I’d forgotten that when I sleep in the daytime, my dreams tend to be more nightmarish than usual. Now I’m feeling very bad emotionally, with my legs aching from driving, and I’m beginning to think about aborting the trip. The drive out seems overwhelming, and the drive back, impossible. Given everything I’ve learned about Fort Collins real estate in the last two weeks, it seems a fool’s errand to go out there. I’m also worried about my sister back in Carbondale, who has descended from hypomania back into depression, and I feel guilty about leaving the dogs in the kennel for so long. I’ve decided to put off the decision until tomorrow morning.
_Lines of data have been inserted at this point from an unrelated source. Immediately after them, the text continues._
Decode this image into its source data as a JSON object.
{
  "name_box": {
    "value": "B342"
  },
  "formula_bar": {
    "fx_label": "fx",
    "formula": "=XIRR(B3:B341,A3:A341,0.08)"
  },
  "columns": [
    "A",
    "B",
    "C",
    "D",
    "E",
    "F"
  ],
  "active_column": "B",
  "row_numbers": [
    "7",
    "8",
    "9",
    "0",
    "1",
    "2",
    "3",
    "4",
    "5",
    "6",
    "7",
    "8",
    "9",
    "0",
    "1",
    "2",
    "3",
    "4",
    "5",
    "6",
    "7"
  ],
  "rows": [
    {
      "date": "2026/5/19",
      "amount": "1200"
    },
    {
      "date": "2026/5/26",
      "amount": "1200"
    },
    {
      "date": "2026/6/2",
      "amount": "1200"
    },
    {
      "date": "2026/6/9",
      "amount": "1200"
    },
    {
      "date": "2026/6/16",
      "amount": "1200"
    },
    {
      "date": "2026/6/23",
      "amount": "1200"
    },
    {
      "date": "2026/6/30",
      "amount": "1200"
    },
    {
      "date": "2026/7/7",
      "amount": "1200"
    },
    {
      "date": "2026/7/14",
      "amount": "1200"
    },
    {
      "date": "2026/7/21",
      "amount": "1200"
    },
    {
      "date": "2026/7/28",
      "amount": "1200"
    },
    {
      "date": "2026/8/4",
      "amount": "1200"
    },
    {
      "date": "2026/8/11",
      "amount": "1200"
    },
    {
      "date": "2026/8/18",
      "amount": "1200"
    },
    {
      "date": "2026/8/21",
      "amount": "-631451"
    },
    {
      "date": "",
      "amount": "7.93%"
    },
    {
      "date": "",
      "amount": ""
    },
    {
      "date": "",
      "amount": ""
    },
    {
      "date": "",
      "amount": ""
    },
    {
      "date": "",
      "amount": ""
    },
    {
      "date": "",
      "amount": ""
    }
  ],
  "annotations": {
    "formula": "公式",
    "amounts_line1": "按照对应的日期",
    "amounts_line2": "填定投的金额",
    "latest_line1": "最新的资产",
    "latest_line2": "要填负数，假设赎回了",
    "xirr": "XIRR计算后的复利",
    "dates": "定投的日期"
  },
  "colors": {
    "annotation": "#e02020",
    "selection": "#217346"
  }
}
I showered after getting up at 5:30 tonight, so tomorrow I can just get dressed, throw everything into the car, and take off. Whether west or homeward, I don’t know.

The closest I get to wildlife photography ~

Wolf Spider

Wolf Spider

I found this beauty outside my local Kohl’s store. It was dark, but I had parked under a light near one of those little shrubbery-covered islands with the curb around them. (What are those things called, anyway? Shrubbery islands, I guess.)

I wanted to photograph the spider because two friends of mine had, a few months ago, found such a spider in their house, had captured it and photographed it as well as they could through a Ziploc bag, and had posted the photos on their respective Facebook pages with a plea for information. (It was revealing of their personalities that one of my friends wrote “THIS IS THE BIGGEST FUCKING SPIDER I HAVE EVER SEEN” on her Facebook page while the other one simply but eloquently wrote “This thing. What???”) I was pretty sure theirs was a wolf spider, and I knew this one was.*

For once, I had my camera bag in the car. The wolf spider was near my car door, so I wanted to proceed cautiously. Wolf spiders can move pretty damn fast. They can’t jump, but something in the limbic area of my brain persists in believing that they can. Besides, darting doesn’t differ much from jumping, if a large spider is darting in your general direction. To assess the situation, I tapped my foot on the curb a safe distance away. The spider stayed put. I then made an awkward kicking motion (which I hope no one saw) toward the spider, and it still stayed put. So I edged the quarter near it for scale.

Since the spider remained motionless—either dying or depressed, I figured—I got braver with my shots. Finally I put the camera on super macro mode, which required putting the lens scarily close to the spider. But I was emboldened by its apparent indifference. I recently bought a little Fuji X10, a very capable retro-looking point-and-shoot with a bright lens and lots of controls, and that’s what I used here. The image needed a little lightening and a little sharpening, and I cropped it.

It’s fortunate for me that I prefer abstracts and semi-abstracts for my “serious” photography work. Several of my friends excel at wildlife photography, and I admire their work greatly. I don’t have the patience to do it myself, however. I hate using tripods, and my weak hands don’t like dealing with the weight of long lenses either. But those are mostly excuses; I simply lack the talent for photographing wildlife, just as I lack the talent for leading a wild life. This is as close as I get on both counts, and it’s good enough for me.

* Wrong again! I have now seen a much better picture of my friends’ arachnid, and it was in fact an orb weaver. They have assured me that it was much bigger and much scarier than my wolf spider. B. swears it was as big as her face. This seems hard to credit, but okay. It’s also possible that one’s perception of spider size is at least slightly influenced by whether said spider is outside where it belongs or inside one’s house.